SUPPLIED ENTRIES>
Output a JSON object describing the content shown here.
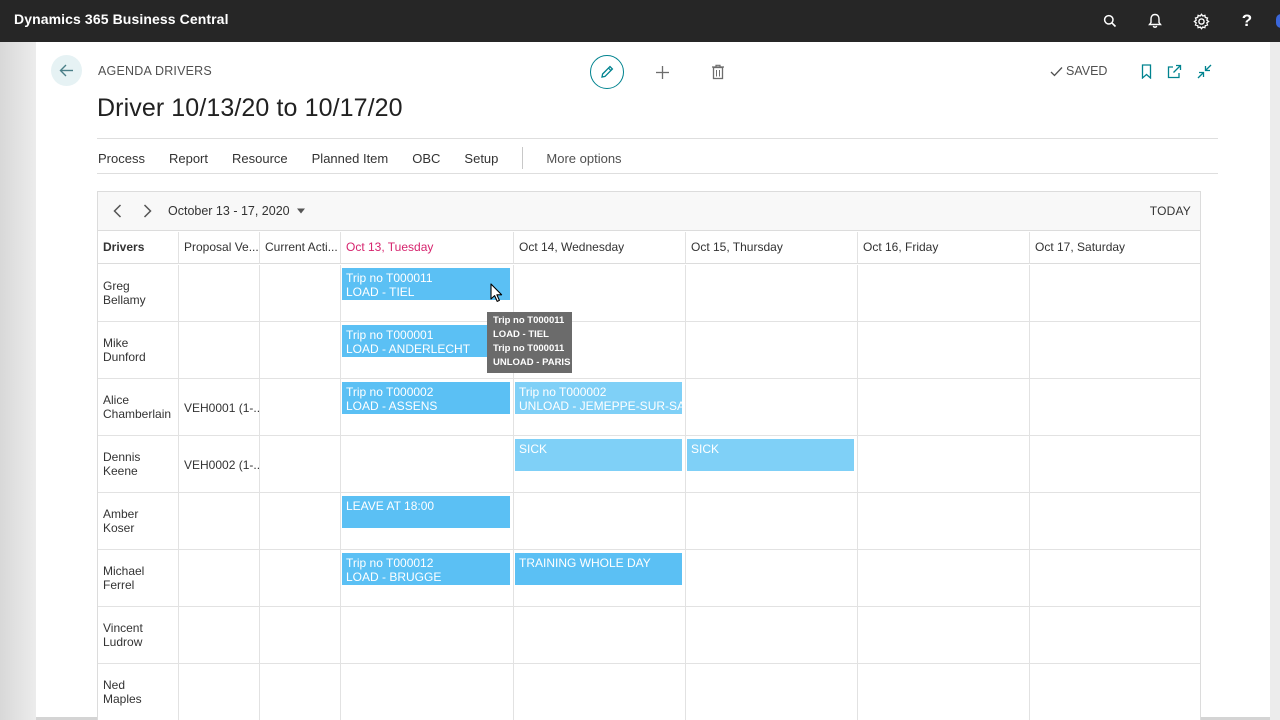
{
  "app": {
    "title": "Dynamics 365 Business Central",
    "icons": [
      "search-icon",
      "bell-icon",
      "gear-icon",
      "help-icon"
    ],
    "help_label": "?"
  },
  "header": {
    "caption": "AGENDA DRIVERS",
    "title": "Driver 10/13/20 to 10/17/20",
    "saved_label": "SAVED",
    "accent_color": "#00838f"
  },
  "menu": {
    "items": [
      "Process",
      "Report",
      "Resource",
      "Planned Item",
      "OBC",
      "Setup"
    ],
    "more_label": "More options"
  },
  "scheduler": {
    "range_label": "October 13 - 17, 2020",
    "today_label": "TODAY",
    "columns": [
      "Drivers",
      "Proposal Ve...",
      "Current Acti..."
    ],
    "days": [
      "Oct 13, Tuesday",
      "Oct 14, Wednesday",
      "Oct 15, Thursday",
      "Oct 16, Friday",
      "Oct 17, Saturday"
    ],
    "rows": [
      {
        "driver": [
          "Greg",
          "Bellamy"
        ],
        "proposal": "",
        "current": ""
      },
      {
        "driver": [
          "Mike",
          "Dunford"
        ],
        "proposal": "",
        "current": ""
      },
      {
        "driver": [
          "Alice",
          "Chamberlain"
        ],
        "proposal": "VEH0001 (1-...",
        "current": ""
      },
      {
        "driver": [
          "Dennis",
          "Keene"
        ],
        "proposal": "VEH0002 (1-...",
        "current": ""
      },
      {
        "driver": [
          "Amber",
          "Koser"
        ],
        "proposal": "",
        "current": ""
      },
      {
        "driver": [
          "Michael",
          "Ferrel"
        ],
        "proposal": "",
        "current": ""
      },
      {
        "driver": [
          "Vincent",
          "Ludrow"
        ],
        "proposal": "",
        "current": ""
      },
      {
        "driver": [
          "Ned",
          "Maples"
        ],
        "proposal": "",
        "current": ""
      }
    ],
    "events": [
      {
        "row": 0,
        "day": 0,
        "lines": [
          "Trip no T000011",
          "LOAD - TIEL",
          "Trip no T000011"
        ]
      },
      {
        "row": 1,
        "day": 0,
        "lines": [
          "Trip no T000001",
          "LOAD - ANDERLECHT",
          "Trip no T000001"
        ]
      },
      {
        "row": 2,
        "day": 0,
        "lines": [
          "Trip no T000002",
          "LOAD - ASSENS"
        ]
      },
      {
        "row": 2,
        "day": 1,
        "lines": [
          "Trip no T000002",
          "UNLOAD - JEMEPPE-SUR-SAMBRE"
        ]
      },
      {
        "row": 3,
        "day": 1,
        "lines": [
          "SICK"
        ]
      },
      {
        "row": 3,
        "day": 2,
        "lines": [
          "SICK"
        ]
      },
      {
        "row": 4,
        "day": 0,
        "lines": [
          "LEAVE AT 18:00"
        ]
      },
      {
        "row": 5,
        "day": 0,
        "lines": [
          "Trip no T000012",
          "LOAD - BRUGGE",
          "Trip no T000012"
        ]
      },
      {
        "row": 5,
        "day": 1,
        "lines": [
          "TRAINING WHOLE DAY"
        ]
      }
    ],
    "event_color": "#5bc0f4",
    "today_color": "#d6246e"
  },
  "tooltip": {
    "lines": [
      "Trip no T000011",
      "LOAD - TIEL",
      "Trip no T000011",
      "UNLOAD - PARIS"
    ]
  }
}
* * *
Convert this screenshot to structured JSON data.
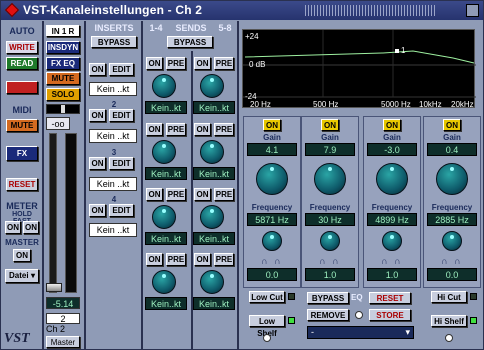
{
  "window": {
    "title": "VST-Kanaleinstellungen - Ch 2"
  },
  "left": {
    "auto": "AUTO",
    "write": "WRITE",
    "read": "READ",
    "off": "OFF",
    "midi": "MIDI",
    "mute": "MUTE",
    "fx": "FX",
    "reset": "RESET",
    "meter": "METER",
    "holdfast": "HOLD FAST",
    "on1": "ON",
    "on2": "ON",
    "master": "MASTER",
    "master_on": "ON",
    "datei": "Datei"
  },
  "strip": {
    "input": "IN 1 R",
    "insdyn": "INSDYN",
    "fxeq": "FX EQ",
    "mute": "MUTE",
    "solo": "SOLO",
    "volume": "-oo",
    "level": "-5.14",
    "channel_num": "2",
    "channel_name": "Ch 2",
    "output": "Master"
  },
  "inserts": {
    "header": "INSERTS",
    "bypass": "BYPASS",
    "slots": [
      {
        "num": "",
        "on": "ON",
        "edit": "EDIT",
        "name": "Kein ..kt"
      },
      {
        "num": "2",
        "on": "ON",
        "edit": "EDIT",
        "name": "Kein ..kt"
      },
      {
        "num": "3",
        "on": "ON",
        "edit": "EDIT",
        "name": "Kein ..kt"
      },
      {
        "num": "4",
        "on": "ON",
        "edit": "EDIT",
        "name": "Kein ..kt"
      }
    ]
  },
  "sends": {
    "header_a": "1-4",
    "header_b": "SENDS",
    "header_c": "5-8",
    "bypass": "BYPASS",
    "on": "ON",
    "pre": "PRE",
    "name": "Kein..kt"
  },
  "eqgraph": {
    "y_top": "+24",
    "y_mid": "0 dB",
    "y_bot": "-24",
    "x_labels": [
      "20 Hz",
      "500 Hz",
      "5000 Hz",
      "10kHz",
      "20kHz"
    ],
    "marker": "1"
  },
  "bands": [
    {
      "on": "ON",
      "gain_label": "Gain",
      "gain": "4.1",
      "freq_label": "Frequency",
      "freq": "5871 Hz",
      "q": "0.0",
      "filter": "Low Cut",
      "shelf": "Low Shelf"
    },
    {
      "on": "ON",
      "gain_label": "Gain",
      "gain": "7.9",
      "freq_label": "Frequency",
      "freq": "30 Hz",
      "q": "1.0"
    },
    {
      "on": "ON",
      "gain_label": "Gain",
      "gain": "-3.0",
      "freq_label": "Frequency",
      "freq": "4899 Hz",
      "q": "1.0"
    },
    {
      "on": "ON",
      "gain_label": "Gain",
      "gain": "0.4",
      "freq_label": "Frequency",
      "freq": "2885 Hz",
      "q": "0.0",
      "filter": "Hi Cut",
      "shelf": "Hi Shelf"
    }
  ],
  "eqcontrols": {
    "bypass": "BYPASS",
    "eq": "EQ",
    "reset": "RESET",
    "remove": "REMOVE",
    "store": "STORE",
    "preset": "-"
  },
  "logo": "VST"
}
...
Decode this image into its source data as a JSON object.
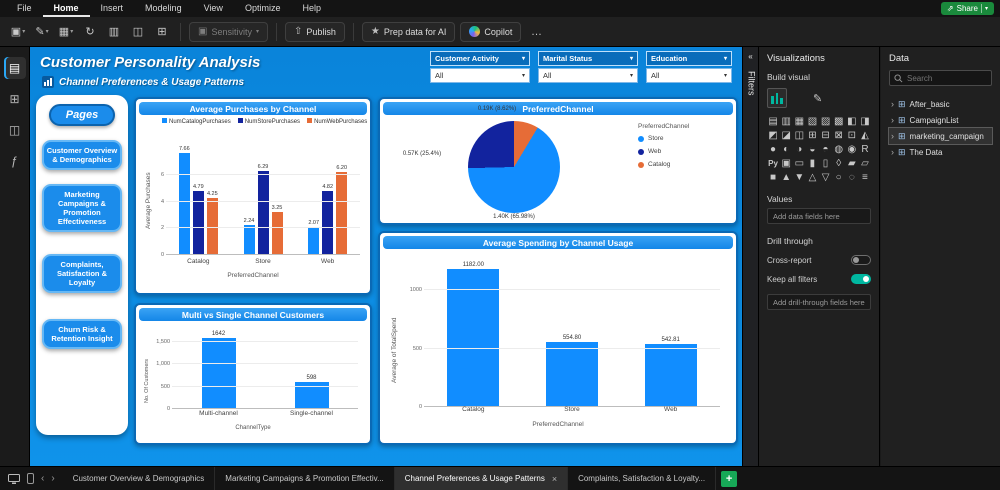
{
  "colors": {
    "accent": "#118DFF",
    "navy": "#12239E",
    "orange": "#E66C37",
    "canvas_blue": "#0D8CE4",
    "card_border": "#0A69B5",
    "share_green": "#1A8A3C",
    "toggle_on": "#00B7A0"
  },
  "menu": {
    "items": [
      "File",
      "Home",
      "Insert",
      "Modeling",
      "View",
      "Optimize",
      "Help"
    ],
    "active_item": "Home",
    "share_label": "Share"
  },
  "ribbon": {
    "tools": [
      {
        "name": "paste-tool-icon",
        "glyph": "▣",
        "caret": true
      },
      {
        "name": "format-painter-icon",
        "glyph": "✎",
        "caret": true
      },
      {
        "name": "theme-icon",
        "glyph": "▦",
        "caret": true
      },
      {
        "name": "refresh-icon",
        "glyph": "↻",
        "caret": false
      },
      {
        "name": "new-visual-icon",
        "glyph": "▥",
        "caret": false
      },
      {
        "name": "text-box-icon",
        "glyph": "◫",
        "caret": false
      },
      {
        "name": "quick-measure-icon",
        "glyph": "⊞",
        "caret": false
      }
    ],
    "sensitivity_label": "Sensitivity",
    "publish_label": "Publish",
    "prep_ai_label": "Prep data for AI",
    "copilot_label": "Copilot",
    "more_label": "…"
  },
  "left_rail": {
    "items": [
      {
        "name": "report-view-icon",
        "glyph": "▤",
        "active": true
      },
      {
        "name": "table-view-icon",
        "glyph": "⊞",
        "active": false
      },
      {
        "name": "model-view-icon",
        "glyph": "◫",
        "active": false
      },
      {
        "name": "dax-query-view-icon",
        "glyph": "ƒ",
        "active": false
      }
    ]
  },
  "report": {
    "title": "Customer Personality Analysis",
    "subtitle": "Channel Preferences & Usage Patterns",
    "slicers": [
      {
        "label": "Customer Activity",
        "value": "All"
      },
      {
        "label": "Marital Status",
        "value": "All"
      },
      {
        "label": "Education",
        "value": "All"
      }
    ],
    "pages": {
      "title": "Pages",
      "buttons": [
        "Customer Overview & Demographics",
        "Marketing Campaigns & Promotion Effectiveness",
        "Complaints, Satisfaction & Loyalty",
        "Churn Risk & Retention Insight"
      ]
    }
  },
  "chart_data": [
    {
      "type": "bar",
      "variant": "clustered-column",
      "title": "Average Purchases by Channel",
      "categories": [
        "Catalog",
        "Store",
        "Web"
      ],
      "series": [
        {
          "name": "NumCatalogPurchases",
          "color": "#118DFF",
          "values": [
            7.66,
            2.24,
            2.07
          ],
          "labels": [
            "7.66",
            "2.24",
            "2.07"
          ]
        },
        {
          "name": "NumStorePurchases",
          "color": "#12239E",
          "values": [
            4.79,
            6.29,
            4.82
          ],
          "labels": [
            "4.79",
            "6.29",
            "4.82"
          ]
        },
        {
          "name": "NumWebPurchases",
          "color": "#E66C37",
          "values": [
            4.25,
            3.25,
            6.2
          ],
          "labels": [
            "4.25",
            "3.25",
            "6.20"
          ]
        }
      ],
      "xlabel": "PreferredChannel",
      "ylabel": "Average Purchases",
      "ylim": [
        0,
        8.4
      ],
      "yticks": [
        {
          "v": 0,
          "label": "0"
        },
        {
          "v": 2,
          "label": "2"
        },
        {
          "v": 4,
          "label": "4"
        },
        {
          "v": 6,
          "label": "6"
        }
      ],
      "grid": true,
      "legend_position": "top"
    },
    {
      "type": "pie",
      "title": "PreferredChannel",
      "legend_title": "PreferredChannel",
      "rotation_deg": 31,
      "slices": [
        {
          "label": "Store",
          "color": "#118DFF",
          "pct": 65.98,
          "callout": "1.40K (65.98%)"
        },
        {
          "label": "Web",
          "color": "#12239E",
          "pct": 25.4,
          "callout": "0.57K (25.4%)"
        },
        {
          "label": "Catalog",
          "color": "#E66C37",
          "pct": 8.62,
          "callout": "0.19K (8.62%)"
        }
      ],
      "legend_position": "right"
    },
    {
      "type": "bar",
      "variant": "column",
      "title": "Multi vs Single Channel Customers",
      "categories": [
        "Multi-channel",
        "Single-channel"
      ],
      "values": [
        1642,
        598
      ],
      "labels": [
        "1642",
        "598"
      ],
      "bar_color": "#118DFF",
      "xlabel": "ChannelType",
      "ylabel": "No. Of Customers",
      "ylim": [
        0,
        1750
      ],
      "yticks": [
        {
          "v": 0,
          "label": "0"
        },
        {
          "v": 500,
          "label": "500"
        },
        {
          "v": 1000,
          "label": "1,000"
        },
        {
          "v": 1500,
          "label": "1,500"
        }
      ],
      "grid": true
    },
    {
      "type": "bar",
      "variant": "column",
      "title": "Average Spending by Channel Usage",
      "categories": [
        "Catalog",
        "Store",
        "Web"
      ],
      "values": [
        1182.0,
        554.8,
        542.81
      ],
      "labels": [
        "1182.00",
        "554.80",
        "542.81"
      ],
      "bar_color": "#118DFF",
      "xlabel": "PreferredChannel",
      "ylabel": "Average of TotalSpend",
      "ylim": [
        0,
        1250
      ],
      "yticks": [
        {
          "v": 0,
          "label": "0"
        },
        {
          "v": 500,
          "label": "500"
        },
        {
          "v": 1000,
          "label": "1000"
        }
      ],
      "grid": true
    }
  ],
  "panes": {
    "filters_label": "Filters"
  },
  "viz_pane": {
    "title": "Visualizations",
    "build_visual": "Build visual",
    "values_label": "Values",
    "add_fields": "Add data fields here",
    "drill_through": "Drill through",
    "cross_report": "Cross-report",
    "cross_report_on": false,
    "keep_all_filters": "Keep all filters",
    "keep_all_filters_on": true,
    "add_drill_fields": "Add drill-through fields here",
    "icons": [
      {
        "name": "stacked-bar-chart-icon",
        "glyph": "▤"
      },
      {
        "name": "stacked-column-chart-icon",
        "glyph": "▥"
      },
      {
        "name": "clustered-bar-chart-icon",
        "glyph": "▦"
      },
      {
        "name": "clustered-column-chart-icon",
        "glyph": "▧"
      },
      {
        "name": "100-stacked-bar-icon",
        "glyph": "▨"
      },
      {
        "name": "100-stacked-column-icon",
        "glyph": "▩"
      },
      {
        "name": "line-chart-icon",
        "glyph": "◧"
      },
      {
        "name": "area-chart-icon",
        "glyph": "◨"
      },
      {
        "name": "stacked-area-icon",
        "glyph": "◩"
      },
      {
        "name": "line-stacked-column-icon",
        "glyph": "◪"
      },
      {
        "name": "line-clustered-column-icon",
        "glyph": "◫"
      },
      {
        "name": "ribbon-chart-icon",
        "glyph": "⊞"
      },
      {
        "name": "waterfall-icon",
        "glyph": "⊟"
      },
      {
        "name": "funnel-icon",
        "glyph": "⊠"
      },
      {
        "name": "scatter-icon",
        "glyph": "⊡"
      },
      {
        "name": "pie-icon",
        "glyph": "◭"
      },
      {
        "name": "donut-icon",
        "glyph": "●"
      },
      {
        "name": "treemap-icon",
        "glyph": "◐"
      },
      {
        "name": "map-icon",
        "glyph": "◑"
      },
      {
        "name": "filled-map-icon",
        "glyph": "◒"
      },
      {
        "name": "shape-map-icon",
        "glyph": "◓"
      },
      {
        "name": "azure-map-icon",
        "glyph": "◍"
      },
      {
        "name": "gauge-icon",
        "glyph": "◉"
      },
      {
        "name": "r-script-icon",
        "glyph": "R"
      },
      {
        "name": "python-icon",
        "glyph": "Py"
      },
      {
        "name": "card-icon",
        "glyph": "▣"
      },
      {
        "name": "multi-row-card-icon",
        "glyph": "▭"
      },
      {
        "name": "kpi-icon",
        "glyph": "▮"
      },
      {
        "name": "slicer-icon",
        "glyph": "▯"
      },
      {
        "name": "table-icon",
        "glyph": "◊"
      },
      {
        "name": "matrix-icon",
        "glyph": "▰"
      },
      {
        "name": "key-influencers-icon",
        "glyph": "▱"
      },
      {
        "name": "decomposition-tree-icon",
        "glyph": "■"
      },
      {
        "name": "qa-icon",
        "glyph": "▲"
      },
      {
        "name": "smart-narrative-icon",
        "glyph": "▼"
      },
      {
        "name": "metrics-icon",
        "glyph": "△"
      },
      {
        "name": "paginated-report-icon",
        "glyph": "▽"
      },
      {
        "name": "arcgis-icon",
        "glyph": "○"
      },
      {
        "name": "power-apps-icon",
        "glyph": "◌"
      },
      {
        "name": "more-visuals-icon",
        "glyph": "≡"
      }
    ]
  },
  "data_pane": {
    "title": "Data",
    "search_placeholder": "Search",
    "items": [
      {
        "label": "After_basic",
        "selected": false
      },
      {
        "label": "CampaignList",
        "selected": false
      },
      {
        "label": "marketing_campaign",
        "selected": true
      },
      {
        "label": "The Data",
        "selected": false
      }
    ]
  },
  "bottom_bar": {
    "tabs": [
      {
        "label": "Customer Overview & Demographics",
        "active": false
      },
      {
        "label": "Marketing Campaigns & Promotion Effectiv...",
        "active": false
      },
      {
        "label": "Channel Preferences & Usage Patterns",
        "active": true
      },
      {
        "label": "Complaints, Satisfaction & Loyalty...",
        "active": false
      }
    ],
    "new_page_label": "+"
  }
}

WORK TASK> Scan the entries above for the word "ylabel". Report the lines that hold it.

SOLUTION>
      "ylabel": "Average Purchases",
      "ylabel": "No. Of Customers",
      "ylabel": "Average of TotalSpend",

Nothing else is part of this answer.